What might account for both Mrs. Hale's and Mrs. Peter's initial differences and then their evolving solidarity with Mrs. Wright?
Initially, Mrs. Peters fulfill the role of dutiful, subservient wife. Mrs. Hale, a bit more outgoing and assertive, comes from a larger town, where the strict patterns of social norms in small towns are less evident. Both women plan to simply collect Mrs. Wright's belongings and wait for the men to collect evidence. However, it is the women who collect the most valuable item of all - a dead canary, and thus, a motive.
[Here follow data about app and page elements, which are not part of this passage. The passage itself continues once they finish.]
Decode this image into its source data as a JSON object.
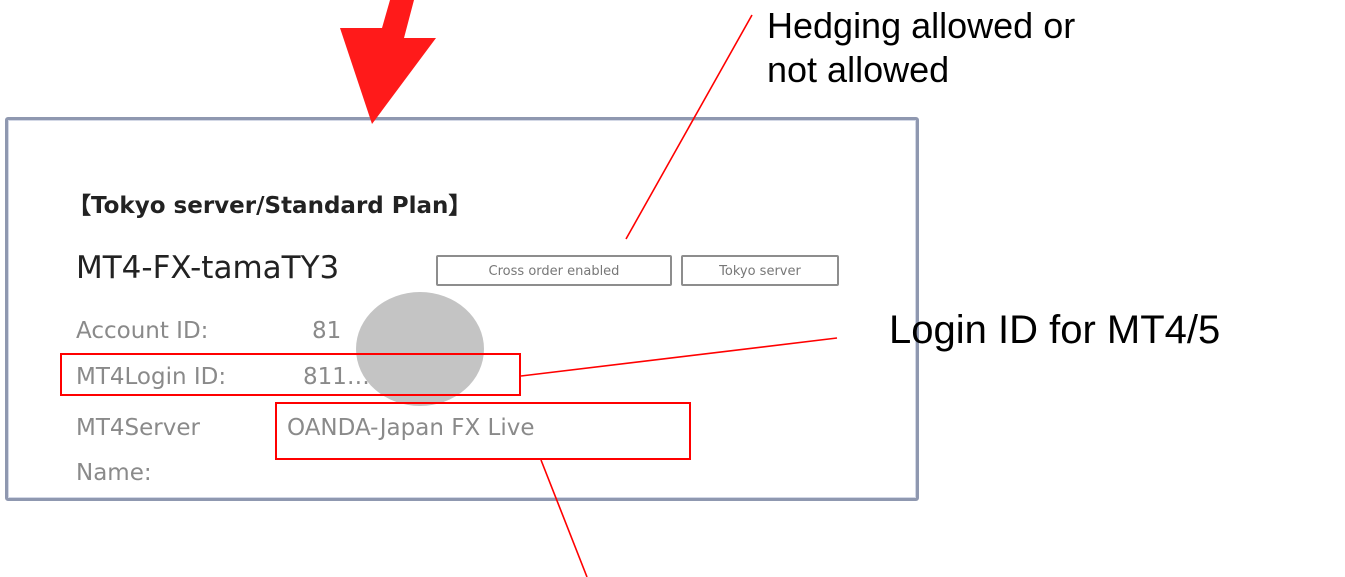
{
  "annotations": {
    "hedging_line1": "Hedging allowed or",
    "hedging_line2": "not allowed",
    "login_id_note": "Login ID for  MT4/5"
  },
  "account_card": {
    "plan_title": "【Tokyo server/Standard Plan】",
    "account_name": "MT4-FX-tamaTY3",
    "tags": [
      "Cross order enabled",
      "Tokyo server"
    ],
    "rows": [
      {
        "label": "Account ID:",
        "value": "81"
      },
      {
        "label": "MT4Login ID:",
        "value": "811… ……3"
      },
      {
        "label_line1": "MT4Server",
        "label_line2": "Name:",
        "value": "OANDA-Japan FX Live"
      }
    ]
  },
  "colors": {
    "arrow": "#ff1a1a",
    "highlight_box": "#ff0000",
    "callout_line": "#ff0000",
    "panel_border": "#8f98b0",
    "redaction": "#c4c4c4"
  },
  "icons": [
    "down-arrow-icon"
  ]
}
Unfortunately, the men are condescending to the women and women's "trifles" that they cause the women to begin thinking of what Minnie Wright's life must have been like. As they consider her childless, loveless plight, they come to the conclusion that her husband had taken her only joy, the bird, for no reason. Thus, they bond with the alledged murderess and keep the dead bird in the trifling knitting kit.